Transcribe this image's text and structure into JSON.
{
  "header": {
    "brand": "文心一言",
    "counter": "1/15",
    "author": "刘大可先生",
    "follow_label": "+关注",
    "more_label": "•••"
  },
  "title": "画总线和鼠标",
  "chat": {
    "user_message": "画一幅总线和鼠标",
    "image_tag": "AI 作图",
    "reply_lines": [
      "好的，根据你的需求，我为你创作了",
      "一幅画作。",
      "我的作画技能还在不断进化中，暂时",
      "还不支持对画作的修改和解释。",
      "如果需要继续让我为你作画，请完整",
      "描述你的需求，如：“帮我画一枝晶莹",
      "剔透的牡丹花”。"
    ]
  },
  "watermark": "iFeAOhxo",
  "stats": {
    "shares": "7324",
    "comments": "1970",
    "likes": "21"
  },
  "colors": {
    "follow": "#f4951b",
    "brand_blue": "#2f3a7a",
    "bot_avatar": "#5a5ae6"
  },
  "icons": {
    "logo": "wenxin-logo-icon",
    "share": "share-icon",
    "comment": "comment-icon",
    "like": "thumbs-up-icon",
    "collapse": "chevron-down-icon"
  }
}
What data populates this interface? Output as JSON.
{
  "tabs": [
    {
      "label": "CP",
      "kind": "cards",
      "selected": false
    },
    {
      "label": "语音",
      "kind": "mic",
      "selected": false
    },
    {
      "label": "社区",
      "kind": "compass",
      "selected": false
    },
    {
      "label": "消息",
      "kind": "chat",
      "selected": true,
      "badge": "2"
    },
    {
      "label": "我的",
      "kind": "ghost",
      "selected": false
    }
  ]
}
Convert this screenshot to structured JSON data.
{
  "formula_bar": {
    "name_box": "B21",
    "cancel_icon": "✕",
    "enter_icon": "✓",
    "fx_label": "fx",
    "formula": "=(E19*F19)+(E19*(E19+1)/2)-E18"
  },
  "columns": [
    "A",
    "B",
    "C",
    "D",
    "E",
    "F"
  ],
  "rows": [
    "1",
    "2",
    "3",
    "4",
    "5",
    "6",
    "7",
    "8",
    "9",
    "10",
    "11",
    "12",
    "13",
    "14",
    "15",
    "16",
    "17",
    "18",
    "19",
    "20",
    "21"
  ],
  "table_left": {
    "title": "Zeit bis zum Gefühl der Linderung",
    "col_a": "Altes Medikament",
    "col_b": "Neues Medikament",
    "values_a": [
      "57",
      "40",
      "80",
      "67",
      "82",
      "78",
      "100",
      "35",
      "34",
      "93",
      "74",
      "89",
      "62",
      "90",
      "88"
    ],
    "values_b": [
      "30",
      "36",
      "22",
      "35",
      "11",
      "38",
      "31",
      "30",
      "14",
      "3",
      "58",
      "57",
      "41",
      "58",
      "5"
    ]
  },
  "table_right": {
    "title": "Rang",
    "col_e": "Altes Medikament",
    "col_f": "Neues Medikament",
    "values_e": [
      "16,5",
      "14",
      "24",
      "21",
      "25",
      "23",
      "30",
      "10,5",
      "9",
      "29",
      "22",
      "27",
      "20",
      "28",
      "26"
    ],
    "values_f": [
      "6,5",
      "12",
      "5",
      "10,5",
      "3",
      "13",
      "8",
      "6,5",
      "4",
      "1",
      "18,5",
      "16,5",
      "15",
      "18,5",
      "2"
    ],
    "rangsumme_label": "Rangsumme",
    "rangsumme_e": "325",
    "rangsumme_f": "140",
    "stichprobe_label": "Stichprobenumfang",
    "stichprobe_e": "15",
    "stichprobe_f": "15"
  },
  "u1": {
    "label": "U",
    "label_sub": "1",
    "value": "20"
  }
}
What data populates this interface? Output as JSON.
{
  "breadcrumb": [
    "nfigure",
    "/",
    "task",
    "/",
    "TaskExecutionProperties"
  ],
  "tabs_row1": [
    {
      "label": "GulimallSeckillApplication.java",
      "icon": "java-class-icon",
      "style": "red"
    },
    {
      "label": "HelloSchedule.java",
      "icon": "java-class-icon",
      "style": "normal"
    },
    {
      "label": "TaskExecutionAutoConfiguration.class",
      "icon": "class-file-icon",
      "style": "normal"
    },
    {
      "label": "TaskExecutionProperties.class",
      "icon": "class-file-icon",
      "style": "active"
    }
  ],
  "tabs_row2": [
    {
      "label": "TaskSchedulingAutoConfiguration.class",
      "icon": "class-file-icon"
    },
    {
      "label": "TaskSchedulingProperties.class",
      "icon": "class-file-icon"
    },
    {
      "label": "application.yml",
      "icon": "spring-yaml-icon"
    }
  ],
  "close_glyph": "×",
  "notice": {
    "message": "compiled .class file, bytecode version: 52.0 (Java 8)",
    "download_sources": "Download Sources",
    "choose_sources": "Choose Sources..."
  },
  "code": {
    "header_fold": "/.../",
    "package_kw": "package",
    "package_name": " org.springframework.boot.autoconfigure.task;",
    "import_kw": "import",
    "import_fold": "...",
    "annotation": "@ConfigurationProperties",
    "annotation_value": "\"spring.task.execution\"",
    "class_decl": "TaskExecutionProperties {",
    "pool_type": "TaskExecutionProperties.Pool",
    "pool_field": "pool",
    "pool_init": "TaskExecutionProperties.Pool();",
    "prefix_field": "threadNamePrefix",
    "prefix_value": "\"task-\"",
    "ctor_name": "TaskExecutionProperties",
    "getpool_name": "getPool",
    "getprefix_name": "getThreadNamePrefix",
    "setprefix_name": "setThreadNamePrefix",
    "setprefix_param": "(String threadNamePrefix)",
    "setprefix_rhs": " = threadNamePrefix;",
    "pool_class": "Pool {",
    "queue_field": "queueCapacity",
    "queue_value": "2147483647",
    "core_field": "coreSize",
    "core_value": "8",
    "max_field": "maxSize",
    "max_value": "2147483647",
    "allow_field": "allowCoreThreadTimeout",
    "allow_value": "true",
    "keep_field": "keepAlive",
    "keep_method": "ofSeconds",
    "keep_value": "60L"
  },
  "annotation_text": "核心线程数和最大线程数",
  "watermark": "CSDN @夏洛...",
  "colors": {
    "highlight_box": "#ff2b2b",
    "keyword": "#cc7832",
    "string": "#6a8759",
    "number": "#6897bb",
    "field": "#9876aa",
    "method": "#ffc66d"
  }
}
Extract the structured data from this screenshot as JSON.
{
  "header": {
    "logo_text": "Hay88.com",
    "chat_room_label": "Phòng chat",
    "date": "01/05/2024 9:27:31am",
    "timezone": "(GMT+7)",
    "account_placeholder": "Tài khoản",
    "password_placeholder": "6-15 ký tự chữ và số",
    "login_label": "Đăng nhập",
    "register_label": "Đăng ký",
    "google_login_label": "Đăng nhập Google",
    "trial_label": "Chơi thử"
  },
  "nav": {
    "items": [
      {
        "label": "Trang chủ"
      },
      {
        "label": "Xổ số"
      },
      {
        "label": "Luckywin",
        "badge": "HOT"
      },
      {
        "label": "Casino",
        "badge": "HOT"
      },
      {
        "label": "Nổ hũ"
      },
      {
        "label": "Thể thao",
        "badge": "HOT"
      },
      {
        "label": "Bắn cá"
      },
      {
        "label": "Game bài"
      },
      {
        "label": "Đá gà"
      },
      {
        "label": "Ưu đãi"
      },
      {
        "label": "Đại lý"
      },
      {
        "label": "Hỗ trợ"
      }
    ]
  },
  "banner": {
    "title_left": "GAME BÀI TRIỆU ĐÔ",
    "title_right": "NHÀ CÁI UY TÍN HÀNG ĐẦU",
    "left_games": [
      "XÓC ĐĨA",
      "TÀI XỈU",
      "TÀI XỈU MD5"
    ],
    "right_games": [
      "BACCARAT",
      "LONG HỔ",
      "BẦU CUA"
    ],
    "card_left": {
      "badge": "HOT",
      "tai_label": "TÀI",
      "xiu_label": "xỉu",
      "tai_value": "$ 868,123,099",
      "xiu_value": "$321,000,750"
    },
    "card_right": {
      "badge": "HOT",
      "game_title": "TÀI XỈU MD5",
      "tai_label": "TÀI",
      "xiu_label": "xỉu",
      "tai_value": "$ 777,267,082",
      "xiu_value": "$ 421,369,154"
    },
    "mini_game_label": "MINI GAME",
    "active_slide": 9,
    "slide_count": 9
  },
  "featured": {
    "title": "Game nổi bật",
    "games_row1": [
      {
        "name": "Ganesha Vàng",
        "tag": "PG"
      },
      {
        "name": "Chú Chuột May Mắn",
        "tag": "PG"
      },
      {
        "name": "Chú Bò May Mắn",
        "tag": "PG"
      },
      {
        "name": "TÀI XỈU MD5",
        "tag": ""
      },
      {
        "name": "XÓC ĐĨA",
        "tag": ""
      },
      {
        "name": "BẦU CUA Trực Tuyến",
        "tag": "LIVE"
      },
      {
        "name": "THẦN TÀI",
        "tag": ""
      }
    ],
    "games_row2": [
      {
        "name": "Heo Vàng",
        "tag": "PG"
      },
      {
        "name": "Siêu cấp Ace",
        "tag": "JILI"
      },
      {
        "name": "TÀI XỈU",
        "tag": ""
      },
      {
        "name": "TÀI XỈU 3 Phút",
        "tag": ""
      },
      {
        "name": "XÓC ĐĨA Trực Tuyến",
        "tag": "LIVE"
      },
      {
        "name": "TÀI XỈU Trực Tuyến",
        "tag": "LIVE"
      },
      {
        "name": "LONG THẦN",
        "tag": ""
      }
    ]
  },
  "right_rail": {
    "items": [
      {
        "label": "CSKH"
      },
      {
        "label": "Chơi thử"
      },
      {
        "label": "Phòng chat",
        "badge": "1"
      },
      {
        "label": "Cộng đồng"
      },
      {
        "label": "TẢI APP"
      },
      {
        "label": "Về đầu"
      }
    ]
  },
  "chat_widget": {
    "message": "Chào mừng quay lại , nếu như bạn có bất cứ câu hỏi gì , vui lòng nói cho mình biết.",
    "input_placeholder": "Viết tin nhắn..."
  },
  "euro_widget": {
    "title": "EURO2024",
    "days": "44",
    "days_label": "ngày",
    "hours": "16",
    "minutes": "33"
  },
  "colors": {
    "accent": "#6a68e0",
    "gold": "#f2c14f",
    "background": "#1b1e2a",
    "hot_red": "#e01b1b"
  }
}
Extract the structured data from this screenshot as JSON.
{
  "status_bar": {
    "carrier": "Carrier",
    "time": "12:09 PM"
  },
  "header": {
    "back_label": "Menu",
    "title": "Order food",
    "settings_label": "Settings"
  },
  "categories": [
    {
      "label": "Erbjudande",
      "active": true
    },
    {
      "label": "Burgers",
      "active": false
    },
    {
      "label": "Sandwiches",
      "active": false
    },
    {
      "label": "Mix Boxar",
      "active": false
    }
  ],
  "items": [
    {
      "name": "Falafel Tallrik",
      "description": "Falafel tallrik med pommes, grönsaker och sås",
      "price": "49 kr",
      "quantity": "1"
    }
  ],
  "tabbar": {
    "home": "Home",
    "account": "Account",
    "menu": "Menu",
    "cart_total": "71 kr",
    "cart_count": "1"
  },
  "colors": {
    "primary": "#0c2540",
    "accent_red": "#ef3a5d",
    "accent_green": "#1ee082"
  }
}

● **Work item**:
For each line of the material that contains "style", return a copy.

● **Response to the exercise**:
      "style": "red"
      "style": "normal"
      "style": "normal"
      "style": "active"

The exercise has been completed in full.